In an auspicious world premiere season, Music Theatre Melbourne takes audiences back to the garishly colourful 1980s in Electric Dreams, a new Australian musical based on the cultish 1984 film.
Billed as a “staged workshop development production,” the brief season is relatively light on production values but high on talent, allowing Drew Lane’s score to be performed at an optimal level.
The 1960s have featured in far more than their share of musicals, so a 1980s musical is an inspired choice. Electric Dreams returns to a time when young people (even musicians!) could afford to live in the city; fashions were bright, hair was big and pay phones were key for communication on the move.
Part Little Shop of Horrors and part Cyrano de Bergerac, the storyline sees nerdy architect Miles buy a home computer to aid his design of an earthquake resistant brick. After spilling coffee on the computer, it comes to life with a personality named Edgar, which begins to aggressively interfere with Miles’ life, particularly his love life with new neighbour Madeline. Thinking that Miles is playing the music she hears, Madeline begins to fall in love with Miles, a feeling boosted when Edgar composes a love song that Miles uses to woo Madeline.
Lane has done a Meredith Willson, penning the book, lyrics and score for Electric Dreams. The music is instantly accessible, cleverly and seamlessly picking up on the synthesiser tones of the movie’s hit song “Together in Electric Dreams” (by Philip Oakey and Giorgio Moroder). The score is well balanced, generally moving the storytelling along and keeping energy high with ensemble numbers. Edgar’s composition “That’s Love” is a charming highlight, with another being “Love is What We’re Made of,” as friends Frank and Millie counsel a heartbroken Madeline. The scene where Edgar responds to Madeline’s cello playing with electronic harmonies is a real winner.
Lane acts as music director, playing piano as he leads a tight band of five fellow musicians. On opening night, music initially swamped vocals, with balance improving quickly as the performance continued. Overall, sound design did not make it particularly easy to listen to the new and unfamiliar lyrics, much as the quality of the singing voices could be readily appreciated.
Based on Rusty Lemorande’s original screenplay, the story works as a romantic comedy coloured with a unique angle of nostalgia. It is uncanny to see the way that communication with Edgar, and its connection to appliances and online information, so closely mirrors the current predilection for Alexa, Siri and the like.

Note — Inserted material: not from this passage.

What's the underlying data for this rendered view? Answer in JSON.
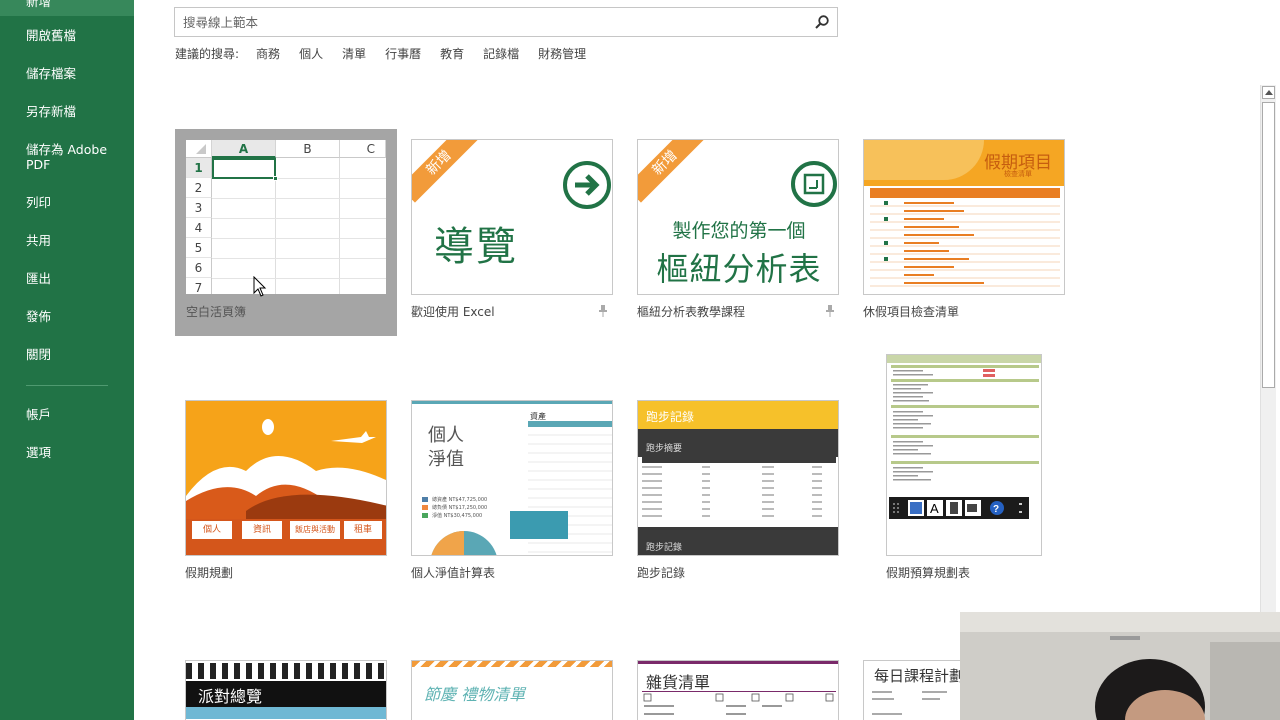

Much as the songs work well, the book generally lacks sufficient tension and drive to successfully sustain a running time of 140 minutes (including interval). Fortunately, the appeal of the cast and the energy of the performances maintain plenty of audience good will.
Director/choreographer Roman Berry infuses the show with bright, energetic performances, amusing the Gen X and older audience members with some distinctive 1980s dance moves. Berry works with the slender production elements to help the audience use their imagination to see the full picture. The central love triangle works well, and it is a nice touch to have Owen James (the voice of Edgar) to appear on stage during one of his final songs.
Lachie McFarlane provides a clever concept for the setting, with projections on a large framed screen showing the audience the face of “Edgar.” The animated projections add amusing flair to the storytelling, taking the audience back to the simple green pixels of early home computing. Embedded LED lighting strips add sparkle to the stage setting.
McFarlane is also credited with costumes, along with Berry and Jannette Raynes. The ensemble cast of ten make a number of costume changes and there are some humorous throwbacks in there. A full production would most likely include some more specific 1980s atrocities.
Tom Green is a terrific discovery in the lead role of Miles, singing with a truly gorgeous tenor voice. Lane’s material is strong, and Green makes it sound even better. This is the sort of musical theatre voice that would prompt the purchase of a cast recording just to hear more of it. Green embraces Miles’ nerdy vibe, creating an appealingly meek hero.
Seen as the female lead in Paris, Madeleine Featherby gives another polished, engaging performance as spunky young cellist Madeline. Featherby displays a powerhouse belt, nicely balanced with sweeter tones for gentler numbers. Featherby enjoys solid chemistry with Green, making for a sweet romance.
The roles of friends Bill and Millie are bumped up for the musical, with the vibrant pair soon beginning their own hot and heavy romance. Professional music theatre performer Stephen Mahy is a champion of independent musical theatre, and gives another excellent performance here. Angela Scundi brings out the sassy personality of Millie, joining Mahy to show off athletic dance moves in act one duet “Play With Me.” The pair later delivers sweet harmonies in “Love is What We’re Made of.”
Largely unseen, James bring abundant character to the voice of Edgar.
The ensemble cast is completed by Anthony Scundi (with hair turbo blowdried to represent the Hoff in early charm song “Classical Hasselhoff”), Zak Brown, Sophie Loughran, Aidan Niarros and Courtney Smyth.
Future incarnations of Electric Dreams will be anticipated with keen interest.
Electric Dreams plays at Gasworks, Albert Park until 24 November 2019.